■ **Work item**: Look at the entries below and reproduce them exactly.

■ **Extracted material**:
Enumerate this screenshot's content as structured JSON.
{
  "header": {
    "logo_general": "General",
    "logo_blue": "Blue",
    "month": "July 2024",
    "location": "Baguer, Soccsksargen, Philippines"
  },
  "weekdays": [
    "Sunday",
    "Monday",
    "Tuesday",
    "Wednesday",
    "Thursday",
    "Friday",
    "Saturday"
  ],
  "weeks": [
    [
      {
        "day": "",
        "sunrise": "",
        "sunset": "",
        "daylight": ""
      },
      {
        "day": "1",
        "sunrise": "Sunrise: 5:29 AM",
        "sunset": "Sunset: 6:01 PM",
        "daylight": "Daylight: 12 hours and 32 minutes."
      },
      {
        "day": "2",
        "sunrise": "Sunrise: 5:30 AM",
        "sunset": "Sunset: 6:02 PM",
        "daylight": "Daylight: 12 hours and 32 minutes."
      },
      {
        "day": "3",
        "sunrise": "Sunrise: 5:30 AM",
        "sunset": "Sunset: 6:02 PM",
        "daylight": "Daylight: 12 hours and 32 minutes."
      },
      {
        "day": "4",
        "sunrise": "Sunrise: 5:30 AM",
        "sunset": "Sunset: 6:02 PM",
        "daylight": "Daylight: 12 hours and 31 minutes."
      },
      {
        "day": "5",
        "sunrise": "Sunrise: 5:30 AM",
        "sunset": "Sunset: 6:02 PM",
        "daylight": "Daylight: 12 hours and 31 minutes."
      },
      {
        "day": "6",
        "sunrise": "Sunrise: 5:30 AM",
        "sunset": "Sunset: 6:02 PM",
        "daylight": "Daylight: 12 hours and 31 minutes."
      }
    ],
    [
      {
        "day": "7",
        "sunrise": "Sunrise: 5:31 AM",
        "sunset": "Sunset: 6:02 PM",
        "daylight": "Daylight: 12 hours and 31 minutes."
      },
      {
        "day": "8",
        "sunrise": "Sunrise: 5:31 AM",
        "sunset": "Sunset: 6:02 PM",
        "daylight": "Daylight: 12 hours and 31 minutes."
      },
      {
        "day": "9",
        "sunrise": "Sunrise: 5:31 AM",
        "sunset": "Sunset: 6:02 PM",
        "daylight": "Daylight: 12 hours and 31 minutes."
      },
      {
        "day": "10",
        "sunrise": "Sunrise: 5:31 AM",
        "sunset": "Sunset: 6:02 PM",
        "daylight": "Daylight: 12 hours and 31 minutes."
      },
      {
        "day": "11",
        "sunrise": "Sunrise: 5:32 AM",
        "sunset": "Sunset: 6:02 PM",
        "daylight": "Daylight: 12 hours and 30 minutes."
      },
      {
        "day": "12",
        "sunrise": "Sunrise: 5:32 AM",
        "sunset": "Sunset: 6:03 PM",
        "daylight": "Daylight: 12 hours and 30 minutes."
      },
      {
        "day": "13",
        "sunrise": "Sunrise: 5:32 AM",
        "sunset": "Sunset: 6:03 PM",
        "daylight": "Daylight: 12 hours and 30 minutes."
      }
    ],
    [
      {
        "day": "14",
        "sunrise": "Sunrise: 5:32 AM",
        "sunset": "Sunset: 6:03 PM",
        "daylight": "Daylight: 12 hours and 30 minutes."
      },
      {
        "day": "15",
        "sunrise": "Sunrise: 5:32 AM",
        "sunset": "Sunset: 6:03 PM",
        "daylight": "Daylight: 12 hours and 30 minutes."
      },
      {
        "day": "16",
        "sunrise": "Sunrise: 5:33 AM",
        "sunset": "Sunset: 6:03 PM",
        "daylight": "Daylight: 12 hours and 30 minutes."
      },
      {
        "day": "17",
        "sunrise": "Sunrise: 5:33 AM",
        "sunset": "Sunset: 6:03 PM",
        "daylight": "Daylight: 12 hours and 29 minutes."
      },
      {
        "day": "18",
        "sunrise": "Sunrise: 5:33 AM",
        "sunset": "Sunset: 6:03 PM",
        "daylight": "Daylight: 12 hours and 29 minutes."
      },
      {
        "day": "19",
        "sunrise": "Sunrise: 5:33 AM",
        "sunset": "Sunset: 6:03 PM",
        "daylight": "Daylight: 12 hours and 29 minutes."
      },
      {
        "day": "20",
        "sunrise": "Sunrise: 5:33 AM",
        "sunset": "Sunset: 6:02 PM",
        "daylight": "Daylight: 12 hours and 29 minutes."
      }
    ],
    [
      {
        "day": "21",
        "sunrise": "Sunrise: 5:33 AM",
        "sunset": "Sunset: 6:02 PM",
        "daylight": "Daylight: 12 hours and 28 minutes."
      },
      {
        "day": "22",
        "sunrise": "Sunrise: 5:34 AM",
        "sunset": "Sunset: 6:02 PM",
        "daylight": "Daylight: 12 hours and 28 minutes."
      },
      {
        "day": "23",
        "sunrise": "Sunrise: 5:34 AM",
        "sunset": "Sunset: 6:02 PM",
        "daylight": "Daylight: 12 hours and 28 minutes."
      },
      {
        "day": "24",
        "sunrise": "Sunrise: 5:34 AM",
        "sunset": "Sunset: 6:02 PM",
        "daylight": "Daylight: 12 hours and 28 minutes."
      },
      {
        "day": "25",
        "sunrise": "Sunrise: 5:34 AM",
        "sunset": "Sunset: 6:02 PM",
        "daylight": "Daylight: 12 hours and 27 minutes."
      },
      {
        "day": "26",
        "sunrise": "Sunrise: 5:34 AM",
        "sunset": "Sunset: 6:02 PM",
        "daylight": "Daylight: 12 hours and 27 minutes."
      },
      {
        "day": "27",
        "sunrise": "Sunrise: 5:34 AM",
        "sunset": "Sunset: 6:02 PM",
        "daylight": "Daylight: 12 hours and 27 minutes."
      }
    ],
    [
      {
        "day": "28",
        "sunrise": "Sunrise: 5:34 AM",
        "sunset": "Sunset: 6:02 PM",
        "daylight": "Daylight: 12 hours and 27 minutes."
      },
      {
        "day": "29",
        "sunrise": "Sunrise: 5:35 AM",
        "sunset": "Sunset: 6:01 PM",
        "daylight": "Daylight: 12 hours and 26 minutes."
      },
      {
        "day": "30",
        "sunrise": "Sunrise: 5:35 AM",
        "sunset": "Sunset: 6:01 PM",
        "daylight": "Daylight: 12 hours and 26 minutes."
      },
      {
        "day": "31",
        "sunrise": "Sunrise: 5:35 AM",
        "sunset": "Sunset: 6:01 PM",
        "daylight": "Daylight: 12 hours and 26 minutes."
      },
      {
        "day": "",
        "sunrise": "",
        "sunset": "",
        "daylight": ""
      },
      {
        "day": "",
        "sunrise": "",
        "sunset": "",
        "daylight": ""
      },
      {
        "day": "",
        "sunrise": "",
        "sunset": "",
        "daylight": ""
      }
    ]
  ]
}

■ **Answer section**:
Enumerate this screenshot's content as structured JSON.
{
  "header": {
    "logo_general": "General",
    "logo_blue": "Blue",
    "month": "July 2024",
    "location": "Baguer, Soccsksargen, Philippines"
  },
  "weekdays": [
    "Sunday",
    "Monday",
    "Tuesday",
    "Wednesday",
    "Thursday",
    "Friday",
    "Saturday"
  ],
  "weeks": [
    [
      {
        "day": "",
        "sunrise": "",
        "sunset": "",
        "daylight": ""
      },
      {
        "day": "1",
        "sunrise": "Sunrise: 5:29 AM",
        "sunset": "Sunset: 6:01 PM",
        "daylight": "Daylight: 12 hours and 32 minutes."
      },
      {
        "day": "2",
        "sunrise": "Sunrise: 5:30 AM",
        "sunset": "Sunset: 6:02 PM",
        "daylight": "Daylight: 12 hours and 32 minutes."
      },
      {
        "day": "3",
        "sunrise": "Sunrise: 5:30 AM",
        "sunset": "Sunset: 6:02 PM",
        "daylight": "Daylight: 12 hours and 32 minutes."
      },
      {
        "day": "4",
        "sunrise": "Sunrise: 5:30 AM",
        "sunset": "Sunset: 6:02 PM",
        "daylight": "Daylight: 12 hours and 31 minutes."
      },
      {
        "day": "5",
        "sunrise": "Sunrise: 5:30 AM",
        "sunset": "Sunset: 6:02 PM",
        "daylight": "Daylight: 12 hours and 31 minutes."
      },
      {
        "day": "6",
        "sunrise": "Sunrise: 5:30 AM",
        "sunset": "Sunset: 6:02 PM",
        "daylight": "Daylight: 12 hours and 31 minutes."
      }
    ],
    [
      {
        "day": "7",
        "sunrise": "Sunrise: 5:31 AM",
        "sunset": "Sunset: 6:02 PM",
        "daylight": "Daylight: 12 hours and 31 minutes."
      },
      {
        "day": "8",
        "sunrise": "Sunrise: 5:31 AM",
        "sunset": "Sunset: 6:02 PM",
        "daylight": "Daylight: 12 hours and 31 minutes."
      },
      {
        "day": "9",
        "sunrise": "Sunrise: 5:31 AM",
        "sunset": "Sunset: 6:02 PM",
        "daylight": "Daylight: 12 hours and 31 minutes."
      },
      {
        "day": "10",
        "sunrise": "Sunrise: 5:31 AM",
        "sunset": "Sunset: 6:02 PM",
        "daylight": "Daylight: 12 hours and 31 minutes."
      },
      {
        "day": "11",
        "sunrise": "Sunrise: 5:32 AM",
        "sunset": "Sunset: 6:02 PM",
        "daylight": "Daylight: 12 hours and 30 minutes."
      },
      {
        "day": "12",
        "sunrise": "Sunrise: 5:32 AM",
        "sunset": "Sunset: 6:03 PM",
        "daylight": "Daylight: 12 hours and 30 minutes."
      },
      {
        "day": "13",
        "sunrise": "Sunrise: 5:32 AM",
        "sunset": "Sunset: 6:03 PM",
        "daylight": "Daylight: 12 hours and 30 minutes."
      }
    ],
    [
      {
        "day": "14",
        "sunrise": "Sunrise: 5:32 AM",
        "sunset": "Sunset: 6:03 PM",
        "daylight": "Daylight: 12 hours and 30 minutes."
      },
      {
        "day": "15",
        "sunrise": "Sunrise: 5:32 AM",
        "sunset": "Sunset: 6:03 PM",
        "daylight": "Daylight: 12 hours and 30 minutes."
      },
      {
        "day": "16",
        "sunrise": "Sunrise: 5:33 AM",
        "sunset": "Sunset: 6:03 PM",
        "daylight": "Daylight: 12 hours and 30 minutes."
      },
      {
        "day": "17",
        "sunrise": "Sunrise: 5:33 AM",
        "sunset": "Sunset: 6:03 PM",
        "daylight": "Daylight: 12 hours and 29 minutes."
      },
      {
        "day": "18",
        "sunrise": "Sunrise: 5:33 AM",
        "sunset": "Sunset: 6:03 PM",
        "daylight": "Daylight: 12 hours and 29 minutes."
      },
      {
        "day": "19",
        "sunrise": "Sunrise: 5:33 AM",
        "sunset": "Sunset: 6:03 PM",
        "daylight": "Daylight: 12 hours and 29 minutes."
      },
      {
        "day": "20",
        "sunrise": "Sunrise: 5:33 AM",
        "sunset": "Sunset: 6:02 PM",
        "daylight": "Daylight: 12 hours and 29 minutes."
      }
    ],
    [
      {
        "day": "21",
        "sunrise": "Sunrise: 5:33 AM",
        "sunset": "Sunset: 6:02 PM",
        "daylight": "Daylight: 12 hours and 28 minutes."
      },
      {
        "day": "22",
        "sunrise": "Sunrise: 5:34 AM",
        "sunset": "Sunset: 6:02 PM",
        "daylight": "Daylight: 12 hours and 28 minutes."
      },
      {
        "day": "23",
        "sunrise": "Sunrise: 5:34 AM",
        "sunset": "Sunset: 6:02 PM",
        "daylight": "Daylight: 12 hours and 28 minutes."
      },
      {
        "day": "24",
        "sunrise": "Sunrise: 5:34 AM",
        "sunset": "Sunset: 6:02 PM",
        "daylight": "Daylight: 12 hours and 28 minutes."
      },
      {
        "day": "25",
        "sunrise": "Sunrise: 5:34 AM",
        "sunset": "Sunset: 6:02 PM",
        "daylight": "Daylight: 12 hours and 27 minutes."
      },
      {
        "day": "26",
        "sunrise": "Sunrise: 5:34 AM",
        "sunset": "Sunset: 6:02 PM",
        "daylight": "Daylight: 12 hours and 27 minutes."
      },
      {
        "day": "27",
        "sunrise": "Sunrise: 5:34 AM",
        "sunset": "Sunset: 6:02 PM",
        "daylight": "Daylight: 12 hours and 27 minutes."
      }
    ],
    [
      {
        "day": "28",
        "sunrise": "Sunrise: 5:34 AM",
        "sunset": "Sunset: 6:02 PM",
        "daylight": "Daylight: 12 hours and 27 minutes."
      },
      {
        "day": "29",
        "sunrise": "Sunrise: 5:35 AM",
        "sunset": "Sunset: 6:01 PM",
        "daylight": "Daylight: 12 hours and 26 minutes."
      },
      {
        "day": "30",
        "sunrise": "Sunrise: 5:35 AM",
        "sunset": "Sunset: 6:01 PM",
        "daylight": "Daylight: 12 hours and 26 minutes."
      },
      {
        "day": "31",
        "sunrise": "Sunrise: 5:35 AM",
        "sunset": "Sunset: 6:01 PM",
        "daylight": "Daylight: 12 hours and 26 minutes."
      },
      {
        "day": "",
        "sunrise": "",
        "sunset": "",
        "daylight": ""
      },
      {
        "day": "",
        "sunrise": "",
        "sunset": "",
        "daylight": ""
      },
      {
        "day": "",
        "sunrise": "",
        "sunset": "",
        "daylight": ""
      }
    ]
  ]
}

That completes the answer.